■ **PROVIDED RECORDS**:
□ □ □ □ □ □ □

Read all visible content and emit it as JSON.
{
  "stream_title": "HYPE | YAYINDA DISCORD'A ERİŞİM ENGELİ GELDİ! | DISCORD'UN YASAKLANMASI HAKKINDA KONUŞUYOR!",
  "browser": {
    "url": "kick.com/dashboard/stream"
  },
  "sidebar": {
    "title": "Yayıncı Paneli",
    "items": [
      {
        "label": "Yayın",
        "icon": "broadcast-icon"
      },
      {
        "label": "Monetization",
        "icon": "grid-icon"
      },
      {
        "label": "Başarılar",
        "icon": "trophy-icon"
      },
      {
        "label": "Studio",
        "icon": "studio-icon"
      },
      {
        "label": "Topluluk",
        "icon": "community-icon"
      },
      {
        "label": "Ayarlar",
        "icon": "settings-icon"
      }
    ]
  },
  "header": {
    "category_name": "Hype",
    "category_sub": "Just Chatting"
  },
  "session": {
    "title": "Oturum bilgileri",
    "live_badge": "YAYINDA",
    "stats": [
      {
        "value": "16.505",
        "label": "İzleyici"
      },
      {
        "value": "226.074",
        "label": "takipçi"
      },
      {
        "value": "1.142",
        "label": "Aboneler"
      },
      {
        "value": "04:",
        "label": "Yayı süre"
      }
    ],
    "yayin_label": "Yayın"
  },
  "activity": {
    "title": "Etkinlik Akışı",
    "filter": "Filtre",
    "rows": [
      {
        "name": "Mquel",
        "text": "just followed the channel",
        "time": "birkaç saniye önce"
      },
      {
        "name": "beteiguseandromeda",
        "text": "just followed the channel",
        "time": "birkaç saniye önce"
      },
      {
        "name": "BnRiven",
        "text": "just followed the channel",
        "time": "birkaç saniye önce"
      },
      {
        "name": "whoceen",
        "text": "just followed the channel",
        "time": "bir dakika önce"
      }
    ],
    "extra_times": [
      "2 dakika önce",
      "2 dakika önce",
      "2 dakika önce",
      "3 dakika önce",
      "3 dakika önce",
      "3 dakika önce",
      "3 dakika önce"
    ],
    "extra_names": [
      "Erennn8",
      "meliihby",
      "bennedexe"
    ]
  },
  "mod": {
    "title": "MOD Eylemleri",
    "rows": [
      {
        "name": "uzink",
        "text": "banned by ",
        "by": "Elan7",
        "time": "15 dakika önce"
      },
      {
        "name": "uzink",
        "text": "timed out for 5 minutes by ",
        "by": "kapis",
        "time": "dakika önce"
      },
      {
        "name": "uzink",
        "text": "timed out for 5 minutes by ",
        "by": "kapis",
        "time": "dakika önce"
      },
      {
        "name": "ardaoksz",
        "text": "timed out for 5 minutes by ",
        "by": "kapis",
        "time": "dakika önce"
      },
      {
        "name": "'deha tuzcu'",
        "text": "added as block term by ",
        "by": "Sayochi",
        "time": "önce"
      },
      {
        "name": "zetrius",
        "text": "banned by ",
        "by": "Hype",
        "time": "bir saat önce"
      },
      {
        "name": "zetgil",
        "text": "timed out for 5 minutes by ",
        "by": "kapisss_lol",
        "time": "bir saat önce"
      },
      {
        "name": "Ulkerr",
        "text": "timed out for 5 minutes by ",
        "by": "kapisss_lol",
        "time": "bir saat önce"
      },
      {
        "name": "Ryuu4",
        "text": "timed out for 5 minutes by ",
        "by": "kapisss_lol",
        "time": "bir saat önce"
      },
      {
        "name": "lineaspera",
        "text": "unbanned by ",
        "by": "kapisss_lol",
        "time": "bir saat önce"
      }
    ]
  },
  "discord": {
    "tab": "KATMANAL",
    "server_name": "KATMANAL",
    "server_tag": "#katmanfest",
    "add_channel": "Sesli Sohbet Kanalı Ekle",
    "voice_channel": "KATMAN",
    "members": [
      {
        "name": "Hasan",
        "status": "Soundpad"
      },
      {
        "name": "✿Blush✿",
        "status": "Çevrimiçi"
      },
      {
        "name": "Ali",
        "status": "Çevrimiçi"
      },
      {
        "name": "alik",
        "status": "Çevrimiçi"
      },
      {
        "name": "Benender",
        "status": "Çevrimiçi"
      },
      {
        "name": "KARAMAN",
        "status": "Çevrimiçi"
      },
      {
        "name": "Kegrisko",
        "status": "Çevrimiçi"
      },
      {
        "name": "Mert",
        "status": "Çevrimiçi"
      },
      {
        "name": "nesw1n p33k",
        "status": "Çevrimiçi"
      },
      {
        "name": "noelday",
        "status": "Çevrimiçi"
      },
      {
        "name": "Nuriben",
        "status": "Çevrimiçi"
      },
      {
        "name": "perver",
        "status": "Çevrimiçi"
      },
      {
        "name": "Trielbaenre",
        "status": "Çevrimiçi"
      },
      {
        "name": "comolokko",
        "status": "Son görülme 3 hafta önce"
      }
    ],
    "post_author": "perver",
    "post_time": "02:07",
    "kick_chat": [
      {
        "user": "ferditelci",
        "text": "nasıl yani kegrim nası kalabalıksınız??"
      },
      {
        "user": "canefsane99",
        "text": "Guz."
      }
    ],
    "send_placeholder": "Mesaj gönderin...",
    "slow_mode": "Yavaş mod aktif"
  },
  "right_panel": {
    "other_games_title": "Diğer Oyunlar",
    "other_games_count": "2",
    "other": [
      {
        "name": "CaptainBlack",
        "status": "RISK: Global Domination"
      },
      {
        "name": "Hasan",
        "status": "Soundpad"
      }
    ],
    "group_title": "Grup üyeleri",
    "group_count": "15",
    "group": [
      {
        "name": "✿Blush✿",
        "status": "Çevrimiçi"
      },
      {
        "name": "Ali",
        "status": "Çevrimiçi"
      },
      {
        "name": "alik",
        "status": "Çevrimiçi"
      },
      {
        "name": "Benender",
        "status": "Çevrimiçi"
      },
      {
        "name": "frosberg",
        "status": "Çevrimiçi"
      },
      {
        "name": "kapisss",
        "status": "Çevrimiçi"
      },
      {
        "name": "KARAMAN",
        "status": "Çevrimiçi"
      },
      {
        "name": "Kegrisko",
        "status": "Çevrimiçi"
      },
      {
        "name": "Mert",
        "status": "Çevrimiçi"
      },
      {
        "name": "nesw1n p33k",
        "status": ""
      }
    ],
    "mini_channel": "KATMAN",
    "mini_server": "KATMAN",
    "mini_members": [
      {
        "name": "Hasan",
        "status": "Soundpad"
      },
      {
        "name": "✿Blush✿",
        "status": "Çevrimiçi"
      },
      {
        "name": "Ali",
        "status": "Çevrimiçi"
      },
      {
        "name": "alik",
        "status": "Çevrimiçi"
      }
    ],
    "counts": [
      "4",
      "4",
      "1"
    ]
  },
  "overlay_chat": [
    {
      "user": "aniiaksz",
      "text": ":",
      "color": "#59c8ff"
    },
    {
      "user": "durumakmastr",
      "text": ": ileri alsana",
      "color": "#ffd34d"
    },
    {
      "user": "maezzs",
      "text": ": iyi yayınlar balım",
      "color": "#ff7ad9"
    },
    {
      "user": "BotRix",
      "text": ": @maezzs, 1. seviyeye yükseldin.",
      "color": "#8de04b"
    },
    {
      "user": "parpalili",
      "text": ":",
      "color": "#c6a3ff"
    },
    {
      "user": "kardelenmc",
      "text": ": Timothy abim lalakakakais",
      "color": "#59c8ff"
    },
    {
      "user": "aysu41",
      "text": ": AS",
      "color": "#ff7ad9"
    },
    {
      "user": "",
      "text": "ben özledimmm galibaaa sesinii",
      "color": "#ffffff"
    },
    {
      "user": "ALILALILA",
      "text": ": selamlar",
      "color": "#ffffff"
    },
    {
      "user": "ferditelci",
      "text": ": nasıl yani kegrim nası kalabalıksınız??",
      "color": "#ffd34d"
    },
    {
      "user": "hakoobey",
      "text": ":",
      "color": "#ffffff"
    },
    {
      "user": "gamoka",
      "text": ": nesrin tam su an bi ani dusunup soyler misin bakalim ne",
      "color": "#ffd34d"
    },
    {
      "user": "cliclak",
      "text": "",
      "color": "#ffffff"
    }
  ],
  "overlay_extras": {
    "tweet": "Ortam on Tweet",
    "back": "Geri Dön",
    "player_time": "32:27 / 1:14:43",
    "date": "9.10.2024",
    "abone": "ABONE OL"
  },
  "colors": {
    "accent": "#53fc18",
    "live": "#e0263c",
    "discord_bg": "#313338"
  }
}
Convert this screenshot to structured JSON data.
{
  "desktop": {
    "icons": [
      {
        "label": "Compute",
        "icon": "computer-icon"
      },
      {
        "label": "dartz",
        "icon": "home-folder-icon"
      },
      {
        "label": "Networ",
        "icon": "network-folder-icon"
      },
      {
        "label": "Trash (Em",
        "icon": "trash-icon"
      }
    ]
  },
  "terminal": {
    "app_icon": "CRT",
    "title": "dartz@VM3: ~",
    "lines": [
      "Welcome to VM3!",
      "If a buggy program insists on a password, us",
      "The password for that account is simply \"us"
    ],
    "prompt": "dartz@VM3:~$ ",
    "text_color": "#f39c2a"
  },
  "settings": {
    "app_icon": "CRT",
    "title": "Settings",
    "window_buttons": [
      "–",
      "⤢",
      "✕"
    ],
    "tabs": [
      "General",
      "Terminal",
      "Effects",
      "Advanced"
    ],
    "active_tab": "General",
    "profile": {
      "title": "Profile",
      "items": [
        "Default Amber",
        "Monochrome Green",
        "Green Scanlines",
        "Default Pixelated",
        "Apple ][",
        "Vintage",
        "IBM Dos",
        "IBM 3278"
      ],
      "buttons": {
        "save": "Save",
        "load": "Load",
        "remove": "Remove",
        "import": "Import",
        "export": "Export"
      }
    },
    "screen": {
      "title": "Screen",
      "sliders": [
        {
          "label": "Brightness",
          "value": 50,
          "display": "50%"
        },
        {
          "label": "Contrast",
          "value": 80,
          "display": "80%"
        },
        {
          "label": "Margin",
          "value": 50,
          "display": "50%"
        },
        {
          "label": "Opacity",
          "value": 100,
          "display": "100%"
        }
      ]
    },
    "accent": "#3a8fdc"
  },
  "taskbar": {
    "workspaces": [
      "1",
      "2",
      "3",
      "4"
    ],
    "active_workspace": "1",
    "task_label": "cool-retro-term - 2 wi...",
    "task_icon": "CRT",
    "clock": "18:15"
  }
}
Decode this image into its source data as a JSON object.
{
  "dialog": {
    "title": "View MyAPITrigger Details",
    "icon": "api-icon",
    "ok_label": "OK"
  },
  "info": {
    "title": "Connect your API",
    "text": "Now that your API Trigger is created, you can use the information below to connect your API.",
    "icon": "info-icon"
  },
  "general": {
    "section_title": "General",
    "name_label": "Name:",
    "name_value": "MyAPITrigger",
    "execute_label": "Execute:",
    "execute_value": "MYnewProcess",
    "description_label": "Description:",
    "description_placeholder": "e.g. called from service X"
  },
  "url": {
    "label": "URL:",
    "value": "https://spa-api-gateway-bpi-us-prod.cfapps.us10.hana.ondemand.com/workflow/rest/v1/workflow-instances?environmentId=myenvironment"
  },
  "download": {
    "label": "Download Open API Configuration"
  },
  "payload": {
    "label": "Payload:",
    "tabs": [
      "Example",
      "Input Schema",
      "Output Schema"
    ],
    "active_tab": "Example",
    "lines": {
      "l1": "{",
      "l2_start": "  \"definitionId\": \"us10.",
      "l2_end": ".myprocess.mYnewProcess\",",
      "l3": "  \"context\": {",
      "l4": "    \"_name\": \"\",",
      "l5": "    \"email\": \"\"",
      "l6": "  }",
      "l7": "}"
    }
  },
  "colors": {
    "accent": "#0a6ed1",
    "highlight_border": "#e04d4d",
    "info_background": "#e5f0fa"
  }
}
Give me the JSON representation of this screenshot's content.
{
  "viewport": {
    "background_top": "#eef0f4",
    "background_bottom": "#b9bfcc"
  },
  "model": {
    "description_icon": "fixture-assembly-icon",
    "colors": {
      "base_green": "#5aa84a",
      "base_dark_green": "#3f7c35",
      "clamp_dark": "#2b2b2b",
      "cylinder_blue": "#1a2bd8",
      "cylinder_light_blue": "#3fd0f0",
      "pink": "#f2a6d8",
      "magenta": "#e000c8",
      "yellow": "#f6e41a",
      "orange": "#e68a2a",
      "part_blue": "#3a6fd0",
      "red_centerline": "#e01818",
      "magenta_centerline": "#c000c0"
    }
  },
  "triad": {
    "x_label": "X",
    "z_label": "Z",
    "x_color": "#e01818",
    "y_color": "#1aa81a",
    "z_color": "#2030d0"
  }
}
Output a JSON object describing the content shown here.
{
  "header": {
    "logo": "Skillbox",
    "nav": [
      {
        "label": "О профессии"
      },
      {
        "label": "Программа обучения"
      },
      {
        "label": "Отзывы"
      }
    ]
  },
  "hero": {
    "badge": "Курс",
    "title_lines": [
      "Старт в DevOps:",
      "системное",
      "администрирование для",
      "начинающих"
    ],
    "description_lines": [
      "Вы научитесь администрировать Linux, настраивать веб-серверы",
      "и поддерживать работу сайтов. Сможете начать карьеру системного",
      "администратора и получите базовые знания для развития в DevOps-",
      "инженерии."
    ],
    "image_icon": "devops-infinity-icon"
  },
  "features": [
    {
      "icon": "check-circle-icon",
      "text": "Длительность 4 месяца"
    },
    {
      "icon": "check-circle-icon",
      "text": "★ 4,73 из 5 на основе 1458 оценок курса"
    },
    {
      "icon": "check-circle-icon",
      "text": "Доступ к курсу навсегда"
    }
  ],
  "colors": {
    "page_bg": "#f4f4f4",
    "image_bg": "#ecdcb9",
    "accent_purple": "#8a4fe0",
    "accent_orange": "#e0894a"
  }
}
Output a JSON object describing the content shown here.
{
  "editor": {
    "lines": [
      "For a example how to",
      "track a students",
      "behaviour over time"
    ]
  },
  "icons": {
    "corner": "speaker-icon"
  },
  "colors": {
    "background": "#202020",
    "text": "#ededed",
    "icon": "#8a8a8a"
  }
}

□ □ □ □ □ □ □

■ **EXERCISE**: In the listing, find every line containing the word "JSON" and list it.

■ **SOLVED EXERCISE**:
Read all visible content and emit it as JSON.
Convert this screenshot to structured JSON data.
Decode this image into its source data as a JSON object.
Give me the JSON representation of this screenshot's content.
Output a JSON object describing the content shown here.
Output a JSON object describing the content shown here.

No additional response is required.